I forgot to send this when I departed Vladivostok. My new Swiss friend, Michael was here for two days. He thought the chocolate here was almost as good as his own Swiss chocolate. But imagine his concern when I told him that Ecuador produces most of the raw chocolate in the world!
One of the first interesting cities upon leaving the Pacific Ocean and Vladivostok, is Khabarovsk. It sits a mere 25 kilometers from the Chinese border. They say it has a Mediterranean feel, with tree-lined streets, and even squares with fountains. But here, we cross the mighty Amur River. And they even serve sushi in honor of the Japanese business traveler. The city is said to have an international feel. This might be hard to ascertain from the train.

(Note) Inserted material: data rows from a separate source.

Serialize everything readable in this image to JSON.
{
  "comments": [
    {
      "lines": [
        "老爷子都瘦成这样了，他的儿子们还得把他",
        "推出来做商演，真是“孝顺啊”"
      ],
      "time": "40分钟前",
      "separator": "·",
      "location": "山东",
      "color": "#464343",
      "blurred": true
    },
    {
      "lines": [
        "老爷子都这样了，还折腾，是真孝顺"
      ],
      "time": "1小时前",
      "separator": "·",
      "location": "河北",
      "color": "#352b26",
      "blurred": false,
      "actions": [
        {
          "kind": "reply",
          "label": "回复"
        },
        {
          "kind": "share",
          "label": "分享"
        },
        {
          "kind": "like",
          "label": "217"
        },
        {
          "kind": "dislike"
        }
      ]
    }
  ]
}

Khabarovsk was founded in 1858 as a military outpost by Count Nikolai Muravyov (later Muravyov-Amursky), while he was taking the Amur region back from the (Fu) Manchus. I am not sure if he made them shave or just skinned them alive. The Trans Siberian Railway arrived from Vladivostok in 1897, though it did not reach Moscow until 1913. But for most of 1920 during the Russian civil war, it was occupied by Japanese troops. As recently as 1969, Russian and Chinese troops fought in bloody hand to hand combat over tiny Damansky Island in the Ussuri River.
But now, Japanese business men make up 80% of the visitors. Yet 80% of the residents speak Russian, not Japanese or Chinese. I will miss their Ice Fantasy Festival in January, similar to the famous ice sculpture show in Harbin. But Khabarovsk houses some of the best museums east of Moscow. The second largest city in the Russian Far East sits on the confluence of the Amur and Ussuri Rivers.
The indigenous people here are the Tungusic people. The Russian Cossacks and Korean also invaded, along with the Manchu Qing Dynasty during a century of turmoil. Finally, in 1858, the area was ceded to Russia by the Treaty of Aigun. Today, Chinese traders bring every variety of product to sell in the city markets. And despite the plethora of Russians and Chinese here, Italian food seems to be the most popular cuisine. And I understand the Russians will be happy to teach me how to drink, Russian style. After, the famous Russian banya (sauna) awaits.
Though I will not be spending much time here, Khabarovsk is one of the more interesting stops along the way. Too bad I will not be able to sip some Russian beer on the River Promenade. Maybe next time?